== Task data ==

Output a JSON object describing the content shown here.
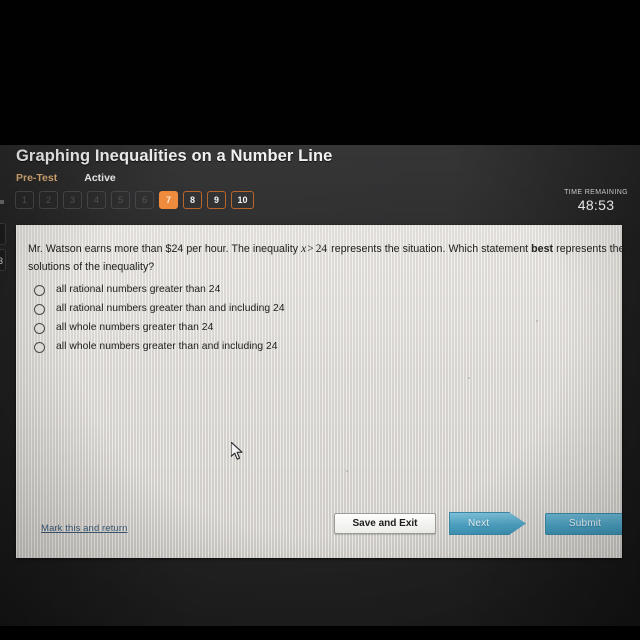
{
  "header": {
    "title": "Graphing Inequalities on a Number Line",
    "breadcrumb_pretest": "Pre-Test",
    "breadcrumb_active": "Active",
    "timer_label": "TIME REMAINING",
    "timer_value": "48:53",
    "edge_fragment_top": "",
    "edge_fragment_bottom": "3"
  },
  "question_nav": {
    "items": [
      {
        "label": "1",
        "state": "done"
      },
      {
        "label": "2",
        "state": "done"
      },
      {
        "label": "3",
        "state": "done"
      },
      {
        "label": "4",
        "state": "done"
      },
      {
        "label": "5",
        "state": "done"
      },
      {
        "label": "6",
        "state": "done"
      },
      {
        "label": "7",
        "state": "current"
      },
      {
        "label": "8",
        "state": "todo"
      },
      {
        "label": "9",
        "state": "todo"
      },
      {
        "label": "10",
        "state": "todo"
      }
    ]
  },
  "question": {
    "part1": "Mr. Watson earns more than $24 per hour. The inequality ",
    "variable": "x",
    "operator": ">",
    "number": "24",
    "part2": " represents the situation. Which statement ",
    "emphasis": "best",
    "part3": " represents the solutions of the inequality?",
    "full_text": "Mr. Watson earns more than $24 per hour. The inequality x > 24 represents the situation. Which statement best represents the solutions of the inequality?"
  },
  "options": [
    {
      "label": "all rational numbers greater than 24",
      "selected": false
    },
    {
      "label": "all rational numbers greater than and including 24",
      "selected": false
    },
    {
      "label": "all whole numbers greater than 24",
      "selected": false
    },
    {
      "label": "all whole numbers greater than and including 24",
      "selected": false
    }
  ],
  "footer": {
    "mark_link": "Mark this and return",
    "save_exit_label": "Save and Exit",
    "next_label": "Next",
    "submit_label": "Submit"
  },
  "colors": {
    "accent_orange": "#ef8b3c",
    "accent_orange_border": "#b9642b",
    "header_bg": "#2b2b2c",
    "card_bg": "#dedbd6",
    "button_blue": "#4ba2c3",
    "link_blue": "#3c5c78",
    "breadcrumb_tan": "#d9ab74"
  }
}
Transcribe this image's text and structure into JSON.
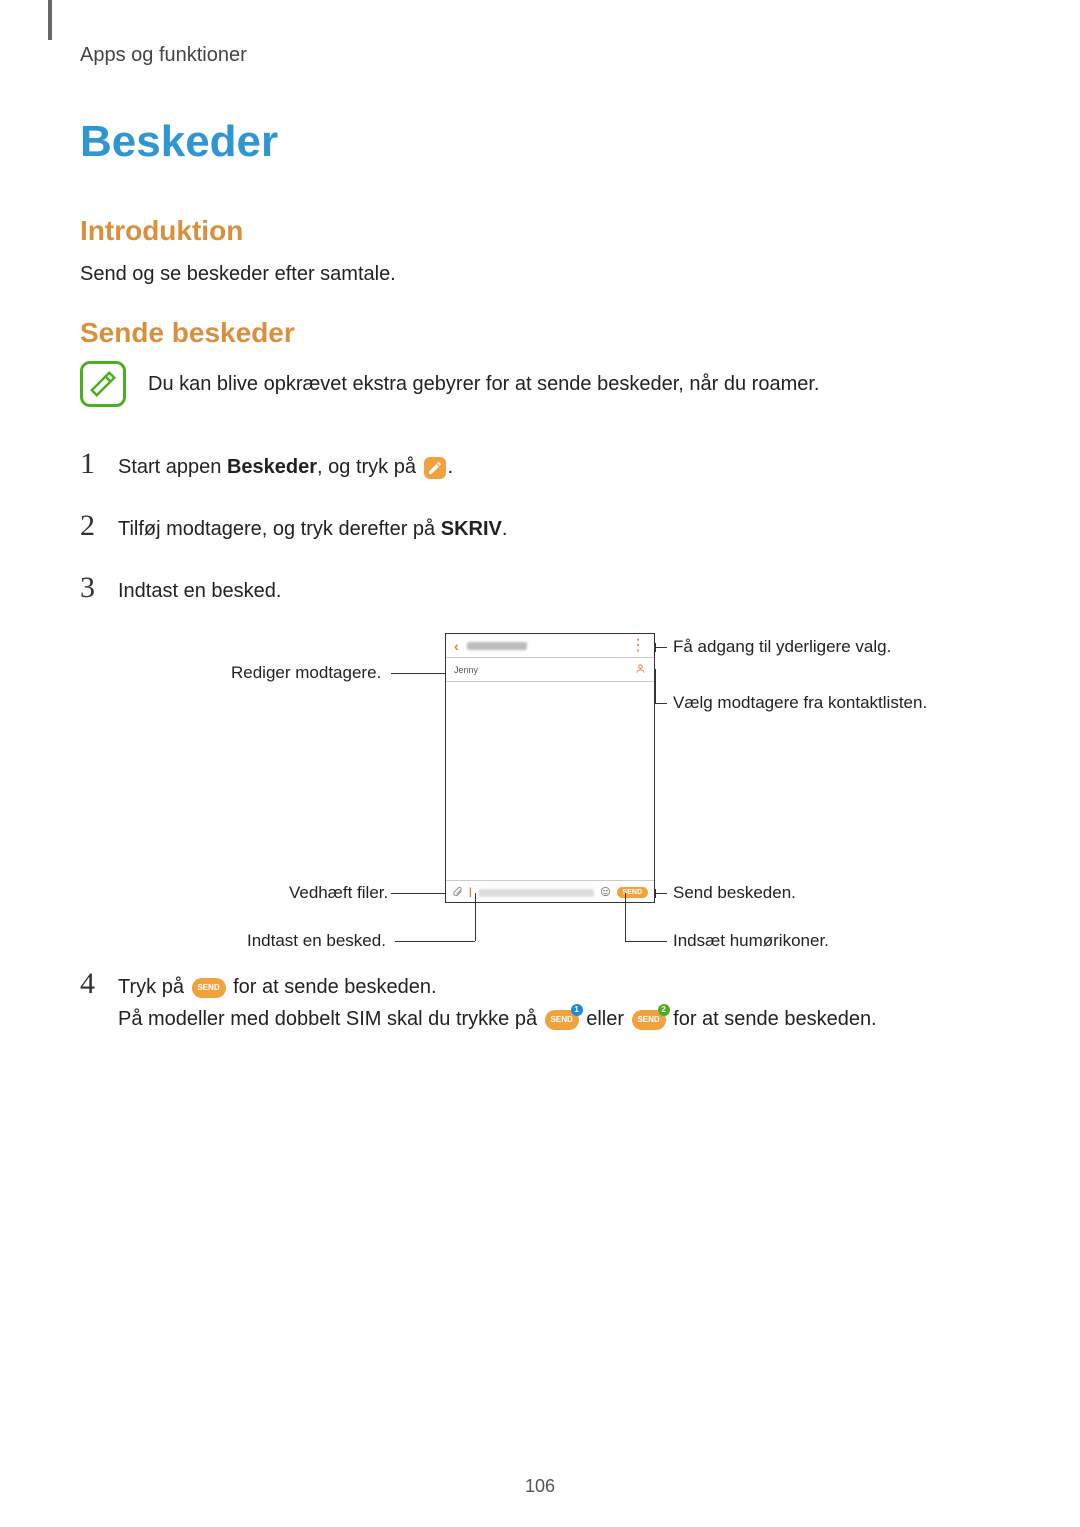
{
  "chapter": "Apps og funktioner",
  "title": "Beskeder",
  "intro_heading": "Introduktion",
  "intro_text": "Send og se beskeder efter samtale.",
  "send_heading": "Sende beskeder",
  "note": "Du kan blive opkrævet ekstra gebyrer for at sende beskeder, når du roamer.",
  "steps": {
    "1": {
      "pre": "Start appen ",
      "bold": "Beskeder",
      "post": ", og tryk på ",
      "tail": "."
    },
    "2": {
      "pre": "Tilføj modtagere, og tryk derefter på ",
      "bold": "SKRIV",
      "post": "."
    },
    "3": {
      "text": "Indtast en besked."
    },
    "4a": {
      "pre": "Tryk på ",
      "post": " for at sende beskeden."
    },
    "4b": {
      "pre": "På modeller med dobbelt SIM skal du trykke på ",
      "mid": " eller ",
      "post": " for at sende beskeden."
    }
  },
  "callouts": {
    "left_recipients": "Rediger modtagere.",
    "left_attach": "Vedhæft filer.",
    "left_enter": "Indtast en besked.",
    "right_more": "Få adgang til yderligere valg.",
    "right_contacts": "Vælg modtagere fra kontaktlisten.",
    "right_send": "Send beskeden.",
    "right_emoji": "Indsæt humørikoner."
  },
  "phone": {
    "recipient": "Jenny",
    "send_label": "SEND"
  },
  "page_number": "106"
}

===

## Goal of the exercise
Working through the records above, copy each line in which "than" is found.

## Written answer
    "part1": "Mr. Watson earns more than $24 per hour. The inequality ",
    "full_text": "Mr. Watson earns more than $24 per hour. The inequality x > 24 represents the situation. Which statement best represents the solutions of the inequality?"
      "label": "all rational numbers greater than 24",
      "label": "all rational numbers greater than and including 24",
      "label": "all whole numbers greater than 24",
      "label": "all whole numbers greater than and including 24",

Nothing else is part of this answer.